==== Listed records
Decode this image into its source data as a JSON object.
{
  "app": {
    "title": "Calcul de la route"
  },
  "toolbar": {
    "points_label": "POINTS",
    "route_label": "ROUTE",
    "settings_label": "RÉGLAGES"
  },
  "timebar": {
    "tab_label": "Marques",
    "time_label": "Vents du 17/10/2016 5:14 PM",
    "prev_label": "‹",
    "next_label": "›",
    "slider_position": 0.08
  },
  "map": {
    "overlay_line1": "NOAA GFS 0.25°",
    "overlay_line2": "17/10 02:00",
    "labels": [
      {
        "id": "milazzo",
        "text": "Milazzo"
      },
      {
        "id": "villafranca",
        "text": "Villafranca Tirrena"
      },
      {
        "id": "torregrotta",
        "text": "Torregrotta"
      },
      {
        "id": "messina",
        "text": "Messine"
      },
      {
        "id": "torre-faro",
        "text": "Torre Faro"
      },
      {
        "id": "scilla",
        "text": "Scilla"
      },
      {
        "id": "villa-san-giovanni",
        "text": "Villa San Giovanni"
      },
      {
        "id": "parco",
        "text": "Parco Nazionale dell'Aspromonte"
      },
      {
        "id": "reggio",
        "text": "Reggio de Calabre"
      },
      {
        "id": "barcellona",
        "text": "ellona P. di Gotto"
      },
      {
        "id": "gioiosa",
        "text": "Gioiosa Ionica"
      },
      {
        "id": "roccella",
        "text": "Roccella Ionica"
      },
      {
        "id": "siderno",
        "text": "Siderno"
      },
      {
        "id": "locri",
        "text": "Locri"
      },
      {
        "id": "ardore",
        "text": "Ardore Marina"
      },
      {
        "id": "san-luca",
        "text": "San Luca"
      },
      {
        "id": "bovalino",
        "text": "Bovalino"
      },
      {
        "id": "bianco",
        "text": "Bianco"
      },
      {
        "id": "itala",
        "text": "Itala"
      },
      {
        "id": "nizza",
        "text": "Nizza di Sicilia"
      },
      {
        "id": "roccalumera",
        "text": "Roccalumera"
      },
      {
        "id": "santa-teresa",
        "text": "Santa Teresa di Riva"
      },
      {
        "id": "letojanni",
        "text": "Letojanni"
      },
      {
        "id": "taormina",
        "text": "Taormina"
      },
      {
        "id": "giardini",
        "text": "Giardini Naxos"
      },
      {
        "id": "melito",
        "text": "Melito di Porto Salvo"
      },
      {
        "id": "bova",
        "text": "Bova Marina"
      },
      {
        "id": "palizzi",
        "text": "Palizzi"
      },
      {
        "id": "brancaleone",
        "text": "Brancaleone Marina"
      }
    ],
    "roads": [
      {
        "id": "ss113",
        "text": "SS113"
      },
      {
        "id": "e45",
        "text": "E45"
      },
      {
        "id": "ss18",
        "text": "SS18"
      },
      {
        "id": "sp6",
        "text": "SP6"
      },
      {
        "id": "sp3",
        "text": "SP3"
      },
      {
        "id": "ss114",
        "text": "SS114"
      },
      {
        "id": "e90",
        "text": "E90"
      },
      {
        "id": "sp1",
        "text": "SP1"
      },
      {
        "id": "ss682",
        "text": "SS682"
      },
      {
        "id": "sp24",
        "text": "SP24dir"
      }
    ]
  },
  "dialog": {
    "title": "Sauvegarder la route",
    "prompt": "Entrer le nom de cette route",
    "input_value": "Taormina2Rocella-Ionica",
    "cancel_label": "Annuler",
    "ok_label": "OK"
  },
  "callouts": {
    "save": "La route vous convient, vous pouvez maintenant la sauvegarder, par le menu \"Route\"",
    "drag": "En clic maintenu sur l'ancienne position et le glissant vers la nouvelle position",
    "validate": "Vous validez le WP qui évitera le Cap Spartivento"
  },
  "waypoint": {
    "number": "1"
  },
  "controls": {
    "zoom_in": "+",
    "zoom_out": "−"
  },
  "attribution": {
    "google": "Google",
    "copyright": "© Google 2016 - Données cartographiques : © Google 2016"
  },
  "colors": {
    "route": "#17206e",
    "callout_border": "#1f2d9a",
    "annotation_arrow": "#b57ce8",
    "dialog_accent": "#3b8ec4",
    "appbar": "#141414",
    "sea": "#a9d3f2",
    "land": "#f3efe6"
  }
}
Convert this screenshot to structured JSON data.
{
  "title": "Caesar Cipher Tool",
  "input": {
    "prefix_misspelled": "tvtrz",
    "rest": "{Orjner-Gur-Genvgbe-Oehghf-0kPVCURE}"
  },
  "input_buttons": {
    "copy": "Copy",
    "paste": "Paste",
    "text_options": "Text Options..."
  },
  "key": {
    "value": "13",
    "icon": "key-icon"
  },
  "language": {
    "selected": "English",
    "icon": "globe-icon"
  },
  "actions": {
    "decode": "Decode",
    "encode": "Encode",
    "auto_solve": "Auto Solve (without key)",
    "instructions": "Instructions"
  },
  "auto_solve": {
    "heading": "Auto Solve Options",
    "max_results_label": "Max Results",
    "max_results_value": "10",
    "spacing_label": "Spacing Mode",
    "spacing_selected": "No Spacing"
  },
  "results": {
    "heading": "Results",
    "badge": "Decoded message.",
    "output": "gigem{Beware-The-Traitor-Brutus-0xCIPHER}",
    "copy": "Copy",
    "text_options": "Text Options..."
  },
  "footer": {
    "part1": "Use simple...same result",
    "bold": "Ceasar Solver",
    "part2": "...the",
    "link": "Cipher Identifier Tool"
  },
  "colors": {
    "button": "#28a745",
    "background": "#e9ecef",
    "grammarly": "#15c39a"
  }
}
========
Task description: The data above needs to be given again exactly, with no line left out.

Answer:
Decode this image into its source data as a JSON object.
{
  "app": {
    "title": "Calcul de la route"
  },
  "toolbar": {
    "points_label": "POINTS",
    "route_label": "ROUTE",
    "settings_label": "RÉGLAGES"
  },
  "timebar": {
    "tab_label": "Marques",
    "time_label": "Vents du 17/10/2016 5:14 PM",
    "prev_label": "‹",
    "next_label": "›",
    "slider_position": 0.08
  },
  "map": {
    "overlay_line1": "NOAA GFS 0.25°",
    "overlay_line2": "17/10 02:00",
    "labels": [
      {
        "id": "milazzo",
        "text": "Milazzo"
      },
      {
        "id": "villafranca",
        "text": "Villafranca Tirrena"
      },
      {
        "id": "torregrotta",
        "text": "Torregrotta"
      },
      {
        "id": "messina",
        "text": "Messine"
      },
      {
        "id": "torre-faro",
        "text": "Torre Faro"
      },
      {
        "id": "scilla",
        "text": "Scilla"
      },
      {
        "id": "villa-san-giovanni",
        "text": "Villa San Giovanni"
      },
      {
        "id": "parco",
        "text": "Parco Nazionale dell'Aspromonte"
      },
      {
        "id": "reggio",
        "text": "Reggio de Calabre"
      },
      {
        "id": "barcellona",
        "text": "ellona P. di Gotto"
      },
      {
        "id": "gioiosa",
        "text": "Gioiosa Ionica"
      },
      {
        "id": "roccella",
        "text": "Roccella Ionica"
      },
      {
        "id": "siderno",
        "text": "Siderno"
      },
      {
        "id": "locri",
        "text": "Locri"
      },
      {
        "id": "ardore",
        "text": "Ardore Marina"
      },
      {
        "id": "san-luca",
        "text": "San Luca"
      },
      {
        "id": "bovalino",
        "text": "Bovalino"
      },
      {
        "id": "bianco",
        "text": "Bianco"
      },
      {
        "id": "itala",
        "text": "Itala"
      },
      {
        "id": "nizza",
        "text": "Nizza di Sicilia"
      },
      {
        "id": "roccalumera",
        "text": "Roccalumera"
      },
      {
        "id": "santa-teresa",
        "text": "Santa Teresa di Riva"
      },
      {
        "id": "letojanni",
        "text": "Letojanni"
      },
      {
        "id": "taormina",
        "text": "Taormina"
      },
      {
        "id": "giardini",
        "text": "Giardini Naxos"
      },
      {
        "id": "melito",
        "text": "Melito di Porto Salvo"
      },
      {
        "id": "bova",
        "text": "Bova Marina"
      },
      {
        "id": "palizzi",
        "text": "Palizzi"
      },
      {
        "id": "brancaleone",
        "text": "Brancaleone Marina"
      }
    ],
    "roads": [
      {
        "id": "ss113",
        "text": "SS113"
      },
      {
        "id": "e45",
        "text": "E45"
      },
      {
        "id": "ss18",
        "text": "SS18"
      },
      {
        "id": "sp6",
        "text": "SP6"
      },
      {
        "id": "sp3",
        "text": "SP3"
      },
      {
        "id": "ss114",
        "text": "SS114"
      },
      {
        "id": "e90",
        "text": "E90"
      },
      {
        "id": "sp1",
        "text": "SP1"
      },
      {
        "id": "ss682",
        "text": "SS682"
      },
      {
        "id": "sp24",
        "text": "SP24dir"
      }
    ]
  },
  "dialog": {
    "title": "Sauvegarder la route",
    "prompt": "Entrer le nom de cette route",
    "input_value": "Taormina2Rocella-Ionica",
    "cancel_label": "Annuler",
    "ok_label": "OK"
  },
  "callouts": {
    "save": "La route vous convient, vous pouvez maintenant la sauvegarder, par le menu \"Route\"",
    "drag": "En clic maintenu sur l'ancienne position et le glissant vers la nouvelle position",
    "validate": "Vous validez le WP qui évitera le Cap Spartivento"
  },
  "waypoint": {
    "number": "1"
  },
  "controls": {
    "zoom_in": "+",
    "zoom_out": "−"
  },
  "attribution": {
    "google": "Google",
    "copyright": "© Google 2016 - Données cartographiques : © Google 2016"
  },
  "colors": {
    "route": "#17206e",
    "callout_border": "#1f2d9a",
    "annotation_arrow": "#b57ce8",
    "dialog_accent": "#3b8ec4",
    "appbar": "#141414",
    "sea": "#a9d3f2",
    "land": "#f3efe6"
  }
}
Convert this screenshot to structured JSON data.
{
  "title": "Caesar Cipher Tool",
  "input": {
    "prefix_misspelled": "tvtrz",
    "rest": "{Orjner-Gur-Genvgbe-Oehghf-0kPVCURE}"
  },
  "input_buttons": {
    "copy": "Copy",
    "paste": "Paste",
    "text_options": "Text Options..."
  },
  "key": {
    "value": "13",
    "icon": "key-icon"
  },
  "language": {
    "selected": "English",
    "icon": "globe-icon"
  },
  "actions": {
    "decode": "Decode",
    "encode": "Encode",
    "auto_solve": "Auto Solve (without key)",
    "instructions": "Instructions"
  },
  "auto_solve": {
    "heading": "Auto Solve Options",
    "max_results_label": "Max Results",
    "max_results_value": "10",
    "spacing_label": "Spacing Mode",
    "spacing_selected": "No Spacing"
  },
  "results": {
    "heading": "Results",
    "badge": "Decoded message.",
    "output": "gigem{Beware-The-Traitor-Brutus-0xCIPHER}",
    "copy": "Copy",
    "text_options": "Text Options..."
  },
  "footer": {
    "part1": "Use simple...same result",
    "bold": "Ceasar Solver",
    "part2": "...the",
    "link": "Cipher Identifier Tool"
  },
  "colors": {
    "button": "#28a745",
    "background": "#e9ecef",
    "grammarly": "#15c39a"
  }
}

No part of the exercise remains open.